History Jokes: British humor, history of England


Funny anecdotes and short stories are a great source of examples in public speeches. This website contains short funny stories, clean jokes and humorous legends of kings and queens, politicians, famous literary figures and artists from many books and sources. The styles of writers from different time periods was preserved - they often enhance the stories in an amusing way. Enjoy and have fun!

Shaving a Queen -- Let the Barber Do His Best! 
Shaving a Queen.—For some time after the restoration of Charles the Second, young smooth-faced men performed the women's parts on the stage. That monarch, coming before his usual time to hear Shakespeare's Hamlet, sent the Earl of Rochester to know the reason of the delay; who brought word back, that the queen was not quite shaved. "Ods fish" (the king employed his usual expression), "I beg her majesty's pardon! we will wait till her barber is done with her."
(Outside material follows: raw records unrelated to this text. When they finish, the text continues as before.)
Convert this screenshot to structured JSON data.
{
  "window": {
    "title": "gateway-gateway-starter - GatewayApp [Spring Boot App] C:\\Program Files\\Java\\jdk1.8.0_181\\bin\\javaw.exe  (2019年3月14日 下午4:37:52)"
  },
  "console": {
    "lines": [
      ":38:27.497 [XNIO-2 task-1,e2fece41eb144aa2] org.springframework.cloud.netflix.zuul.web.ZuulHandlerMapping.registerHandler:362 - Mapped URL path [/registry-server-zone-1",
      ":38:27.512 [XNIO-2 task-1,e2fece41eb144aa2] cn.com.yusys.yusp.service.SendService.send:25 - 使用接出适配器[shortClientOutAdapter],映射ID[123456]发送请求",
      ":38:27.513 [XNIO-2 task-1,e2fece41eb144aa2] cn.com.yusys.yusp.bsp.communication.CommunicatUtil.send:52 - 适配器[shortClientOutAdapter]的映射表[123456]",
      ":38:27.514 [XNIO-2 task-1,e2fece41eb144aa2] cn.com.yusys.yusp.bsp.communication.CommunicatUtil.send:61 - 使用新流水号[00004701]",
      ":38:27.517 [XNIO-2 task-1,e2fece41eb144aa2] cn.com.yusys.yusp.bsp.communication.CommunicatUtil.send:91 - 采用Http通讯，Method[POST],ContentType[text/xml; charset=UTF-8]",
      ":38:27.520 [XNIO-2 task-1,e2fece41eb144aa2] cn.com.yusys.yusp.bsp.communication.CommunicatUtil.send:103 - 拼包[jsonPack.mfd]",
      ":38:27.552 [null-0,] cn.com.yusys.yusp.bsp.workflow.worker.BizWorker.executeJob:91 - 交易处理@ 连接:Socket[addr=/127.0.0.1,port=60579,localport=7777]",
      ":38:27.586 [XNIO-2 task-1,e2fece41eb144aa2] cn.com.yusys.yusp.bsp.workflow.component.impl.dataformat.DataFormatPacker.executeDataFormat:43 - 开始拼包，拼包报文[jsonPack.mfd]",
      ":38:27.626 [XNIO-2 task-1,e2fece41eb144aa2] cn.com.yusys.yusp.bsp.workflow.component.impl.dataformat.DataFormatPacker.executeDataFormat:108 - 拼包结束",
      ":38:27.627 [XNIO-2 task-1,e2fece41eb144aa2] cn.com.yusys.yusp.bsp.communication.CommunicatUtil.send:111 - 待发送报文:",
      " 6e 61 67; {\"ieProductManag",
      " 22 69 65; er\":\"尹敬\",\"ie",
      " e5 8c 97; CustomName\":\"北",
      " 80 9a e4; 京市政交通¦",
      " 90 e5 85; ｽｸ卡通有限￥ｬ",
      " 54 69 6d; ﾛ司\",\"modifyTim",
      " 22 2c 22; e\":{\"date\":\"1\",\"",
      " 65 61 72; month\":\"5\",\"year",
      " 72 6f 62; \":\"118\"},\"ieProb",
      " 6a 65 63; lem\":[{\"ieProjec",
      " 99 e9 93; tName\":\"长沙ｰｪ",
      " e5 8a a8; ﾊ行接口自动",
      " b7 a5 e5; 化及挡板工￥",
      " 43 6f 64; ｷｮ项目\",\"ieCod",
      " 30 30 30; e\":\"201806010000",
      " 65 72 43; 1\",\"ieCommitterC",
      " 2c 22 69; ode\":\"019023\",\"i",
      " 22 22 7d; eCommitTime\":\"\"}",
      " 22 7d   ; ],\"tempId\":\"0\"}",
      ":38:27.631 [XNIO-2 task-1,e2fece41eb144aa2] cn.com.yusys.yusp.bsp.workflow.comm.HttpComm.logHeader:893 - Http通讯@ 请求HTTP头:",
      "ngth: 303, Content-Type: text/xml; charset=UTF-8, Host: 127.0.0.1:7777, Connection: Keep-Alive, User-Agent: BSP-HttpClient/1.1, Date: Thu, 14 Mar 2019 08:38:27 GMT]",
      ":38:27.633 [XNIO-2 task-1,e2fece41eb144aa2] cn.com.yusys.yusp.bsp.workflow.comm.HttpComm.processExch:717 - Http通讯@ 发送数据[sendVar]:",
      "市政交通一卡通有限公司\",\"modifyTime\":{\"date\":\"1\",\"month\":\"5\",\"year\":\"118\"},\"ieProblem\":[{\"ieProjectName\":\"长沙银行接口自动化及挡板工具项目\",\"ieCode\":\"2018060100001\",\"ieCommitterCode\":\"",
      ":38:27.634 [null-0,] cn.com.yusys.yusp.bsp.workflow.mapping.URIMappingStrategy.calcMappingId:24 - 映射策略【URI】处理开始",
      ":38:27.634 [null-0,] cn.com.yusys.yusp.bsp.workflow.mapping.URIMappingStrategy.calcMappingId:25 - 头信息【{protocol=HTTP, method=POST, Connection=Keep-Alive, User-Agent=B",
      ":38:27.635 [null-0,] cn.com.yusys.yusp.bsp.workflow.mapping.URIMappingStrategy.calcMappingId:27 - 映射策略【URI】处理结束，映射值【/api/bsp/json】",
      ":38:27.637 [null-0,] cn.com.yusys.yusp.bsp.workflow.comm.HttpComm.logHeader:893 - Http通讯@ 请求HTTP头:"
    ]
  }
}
From The Book of Three Hundred Anecdotes: Historical, Literary, and Humorous
view entry ( 323 views )   |  permalink
Captain Kidd -- Famous Last Words of a Pirate 
Tuesday, April 15, 2008, 02:35 PM - British humor, history of England, Famous funny quotes and sayings, Life and Death
Posted by Court Jester
Captain William Kidd (1645-1701), a famous British pirate, started his career as a regular sea captain. But when he was dispatched to the coast of Madagascar with the purpose of quelling marauding pirates, he joined them instead, and soon became one of the most ferocious raiders on the open seas. After several years of bloody raids on British ships he reached agreement with the English that he would surrender in return for a full pardon. Once he was in custody, the pardon was revoked and he was sent to the gallows. As the noose was put around his neck he said to the assembled crowds: "this is a very fickle and faithless generation."
view entry ( 576 views )   |  permalink
Jonathan Swift and Thomas Sheridan at a Beggar's Wedding 
Dean Swift being in the country, on a visit to Dr. Sheridan, they were informed that a beggar's wedding was about to be celebrated. Sheridan played well upon the violin; Swift therefore proposed that he should go to the place where the ceremony was to be performed, disguised as a blind fiddler, while he attended him as his man. Thus accoutred they set out, and were received by the jovial crew with great acclamation. They had plenty of good cheer, and never was a more joyous wedding seen. All was mirth and frolic; the beggars told stories, played tricks, cracked jokes, sung and danced, in a manner which afforded high amusement to the fiddler and his man, who were well rewarded when they departed, which was not till late in the evening. The next day the Dean and Sheridan walked out in their usual dress, and found many of their late companions, hopping about upon crutches, or pretending to be blind, pouring forth melanPg 11choly complaints and supplications for charity. Sheridan distributed among them the money he had received; but the Dean, who hated all mendicants, fell into a violent passion, telling them of his adventure of the preceding day, and threatening to send every one of them to prison. This had such an effect, that the blind opened their eyes, and the lame threw away their crutches, running away as fast as their legs could carry them.
view entry ( 358 views )   |  permalink
Navy Chaplains 
When the Earl of Clancarty was captain of a man-of-war, and was cruising on the coast of Guinea, he happened to lose his chaplain by a fever, on which the lieutenant, who was a Scotchman, gave him notice of it, saying, at the same time, "that he was sorry to inform him that he died in the Roman Catholic religion." "Well, so much the better," said his lordship. "Oot, oot, my lord, how can you say so of a British clergyman?" "Why," said his lordship, "because I believe I am the first captain of a man-of-war that could boast of having a chaplain who had any religion at all."
view entry ( 380 views )   |  permalink
Doctor Bell and the patient 
Saturday, April 5, 2008, 11:21 PM - British humor, history of England, Jokes and anecdotes of famous people
Posted by Court Jester
Doctor Bell, a renowned Scottish surgeon who is believed to be the prototype of Arthur Conan Doyle's Sherlock Holmes, once held a demonstration of his deductive method of diagnosis. He gathered a group of students around the bed of a new patient and proceeded with questioning. "Aren't you a bandsman?" he asked the ill individual. He nodded. "You see, gentlemen, I am right," said Dr. Bell with some satisfaction. "It is quite elementary. This man has a paralysis of the cheek muscles, the result of too much blowing at wind instruments. We need only inquire to confirm. What instrument do you play, my man?" "The big drum, doctor", replied the patient.
view entry ( 316 views )   |  permalink

<<First <Back | 12 | 13 | 14 | 15 | 16 | 17 | 18 | 19 | 20 | 21 | Next> Last>>


Privacy Policy